A recent survey of American educators finds that while the profession overwhelmingly supports the Black Lives Matter movement, it also wants to keep police officers in the nation’s schools.
The EdWeek Research Center survey asked the simple question “Do you support the Black Lives Matters movement?” to which over 80 percent of the teachers, principals, and other education personnel who responded answered “yes.”
I note this question is “simple” because it is; there are many people (like myself) who agree that black lives do matter, but the actions and (many of the) goals of the “official” organization are loathsome.
Despite their high levels of support for Black Lives Matter and the reexamination of the role of law enforcement by school boards and union leaders, most of the rank-and-file educators who responded to the EdWeek Research Center survey oppose the removal of armed police officers from schools. Just 23 percent say that armed police officers should be eliminated from our nation’s schools—although support for severing ties with law enforcement ranges from 36 percent in the Northeast to 13 percent in the southern United States.
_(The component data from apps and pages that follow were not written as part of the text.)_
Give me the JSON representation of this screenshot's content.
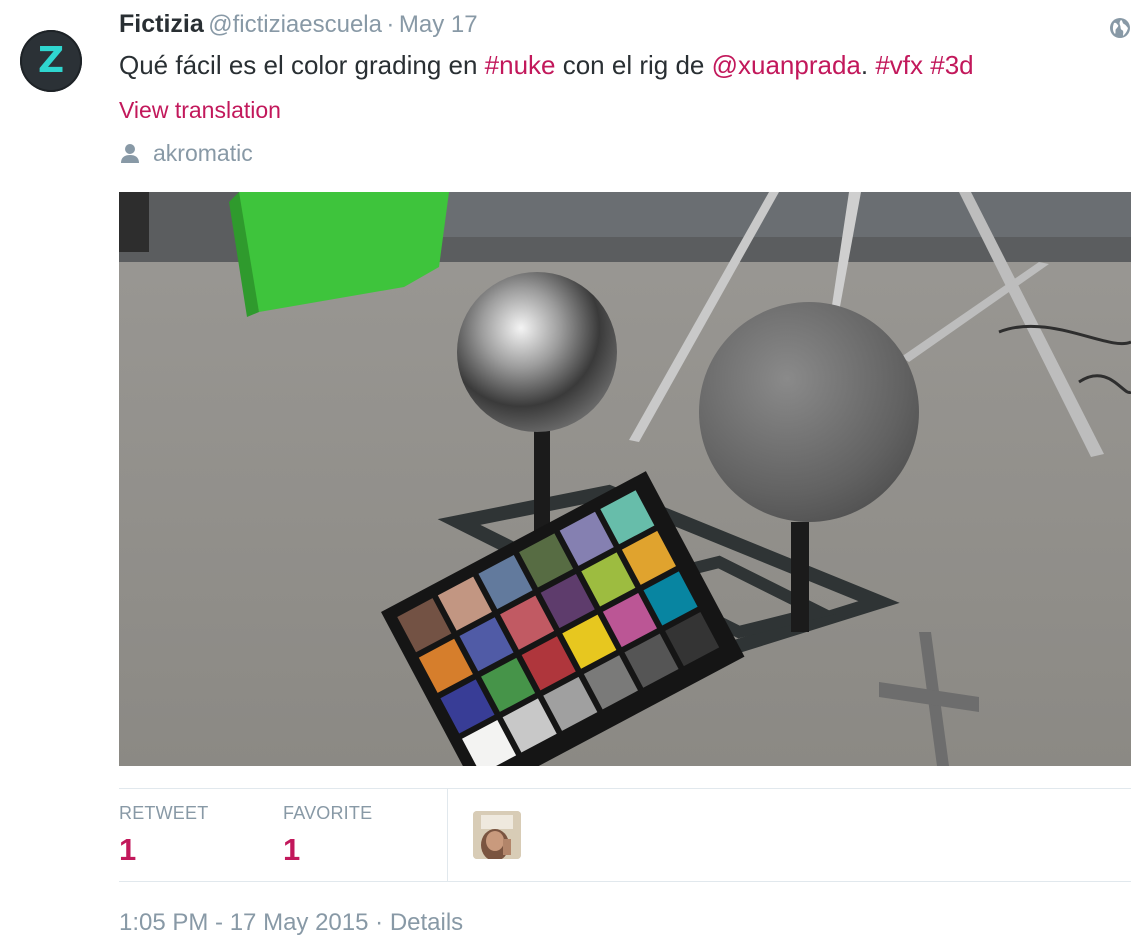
{
  "tweet": {
    "avatar_letter": "Z",
    "fullname": "Fictizia",
    "screen_name": "@fictiziaescuela",
    "separator": "·",
    "date": "May 17",
    "text_parts": {
      "t1": "Qué fácil es el color grading en ",
      "h1": "#nuke",
      "t2": " con el rig de ",
      "m1": "@xuanprada",
      "t3": ". ",
      "h2": "#vfx",
      "t4": " ",
      "h3": "#3d"
    },
    "view_translation": "View translation",
    "place": "akromatic"
  },
  "stats": {
    "retweet_label": "RETWEET",
    "retweet_count": "1",
    "favorite_label": "FAVORITE",
    "favorite_count": "1"
  },
  "footer": {
    "time": "1:05 PM - 17 May 2015",
    "separator": "·",
    "details_label": "Details"
  },
  "colors": {
    "link": "#c2185b",
    "muted": "#8899a6",
    "text": "#292f33",
    "avatar_bg": "#2b3136",
    "avatar_letter": "#2fd6cf"
  },
  "icons": {
    "globe": "globe-icon",
    "place": "person-icon"
  }
}
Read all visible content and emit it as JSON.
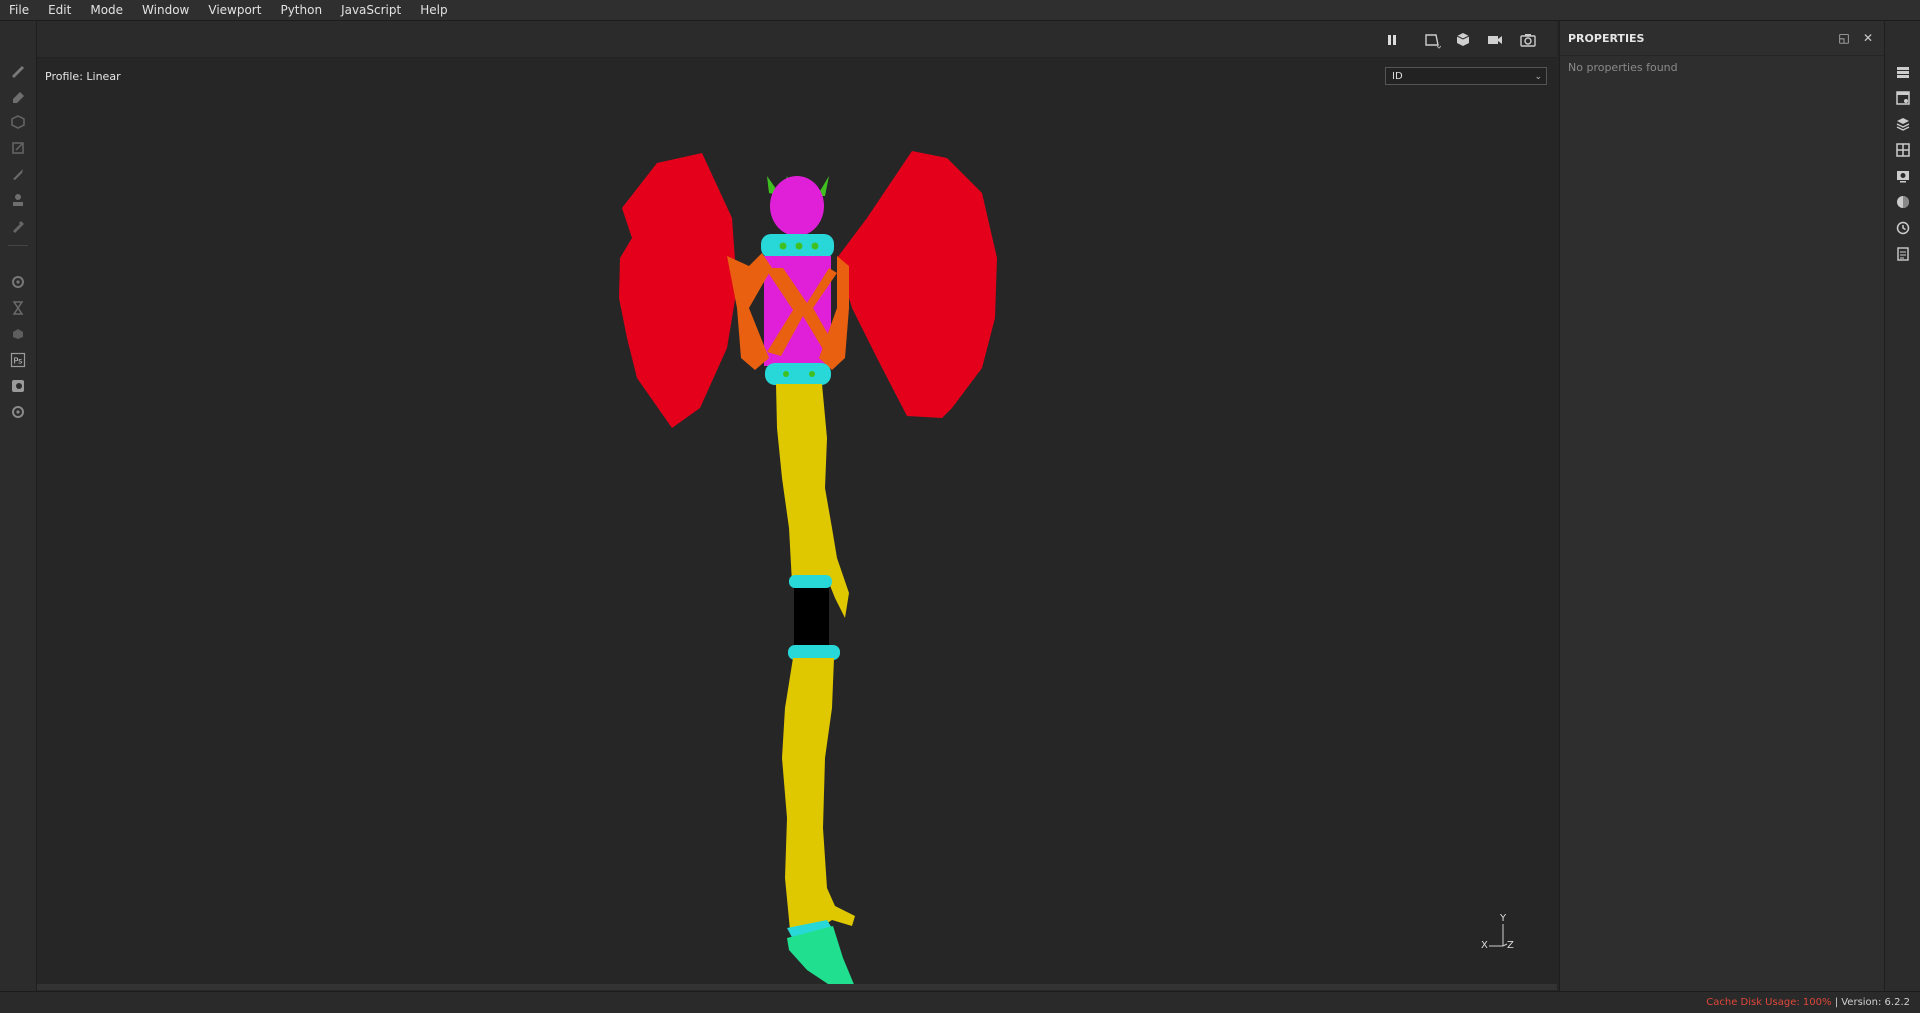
{
  "menubar": {
    "items": [
      "File",
      "Edit",
      "Mode",
      "Window",
      "Viewport",
      "Python",
      "JavaScript",
      "Help"
    ]
  },
  "left_toolbar": {
    "tools": [
      "paint-brush-icon",
      "eraser-icon",
      "projection-icon",
      "polygon-fill-icon",
      "smudge-icon",
      "clone-stamp-icon",
      "color-picker-icon",
      "bake-settings-icon",
      "iray-icon",
      "sparse-icon",
      "photoshop-icon",
      "export-icon",
      "plugins-icon"
    ]
  },
  "viewport": {
    "profile_label": "Profile: Linear",
    "display_channel": "ID",
    "axis": {
      "y": "Y",
      "x": "X",
      "z": "Z"
    },
    "colors": {
      "blade": "#e4001a",
      "handle": "#e0c800",
      "pommel_cap": "#e020d8",
      "rings": "#28d8d8",
      "bindings": "#e86010",
      "horns": "#40c020",
      "grip": "#000000",
      "spike": "#20e090"
    }
  },
  "viewport_toolbar": {
    "buttons": [
      "pause-icon",
      "2d-view-icon",
      "3d-view-icon",
      "camera-icon",
      "screenshot-icon"
    ]
  },
  "properties": {
    "title": "PROPERTIES",
    "empty_text": "No properties found"
  },
  "right_toolbar": {
    "buttons": [
      "texture-set-list-icon",
      "texture-set-settings-icon",
      "layers-icon",
      "shelf-icon",
      "display-settings-icon",
      "shader-settings-icon",
      "history-icon",
      "log-icon"
    ]
  },
  "statusbar": {
    "cache_label": "Cache Disk Usage:",
    "cache_value": "100%",
    "version": "| Version: 6.2.2"
  }
}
This flies in the face of the American Federation of Teachers, the second largest teachers’ union, which issued a resolution in support of BLM and “replacing local law enforcement with ‘[s]chool security personnel…trained as peace officers and integrated within the school community, with a focus on nonviolent resolution of conflicts with a minimal use of force.’”
E.W. notes more teachers and administrators want a cop in their school as protection against an outsider coming in with harmful intent as opposed to help with out-of-control students. Still, almost two-fifths of teachers want an officer on the premises for that very reason.
Also of note is that “contrary to the evidence,” most educators — a whopping 91 percent — believe school officers treat minority students fairly. (The only “contrary evidence” is figures for police interaction compared to general population numbers, i.e. “disparate impact.”)
While educators may think school cops are fair, they have an issue with themselves and their administrations: Discrimination is noted as the main reason black students receive more punitive discipline like suspensions and expulsions, ranking higher than home/family structure. Perhaps the silly (and almost racist) wording of the statement — “On average, white students’ families create home environments that are less conducive to developing negative behaviors” — played a role in how folks responded.
Consider the first statement in this part of the survey which educators were asked to rank “not at all,” “slightly,” “somewhat,” “quite,” or “extremely”: “As a result of genetics, white students are less likely than Black students to commit disciplinary infractions.” Thank goodness 93 percent answered “not at all.” (The other seven percent should reconsider their choice of profession.)
But seriously, genetics? What’ll be on the next survey — a question on phrenology?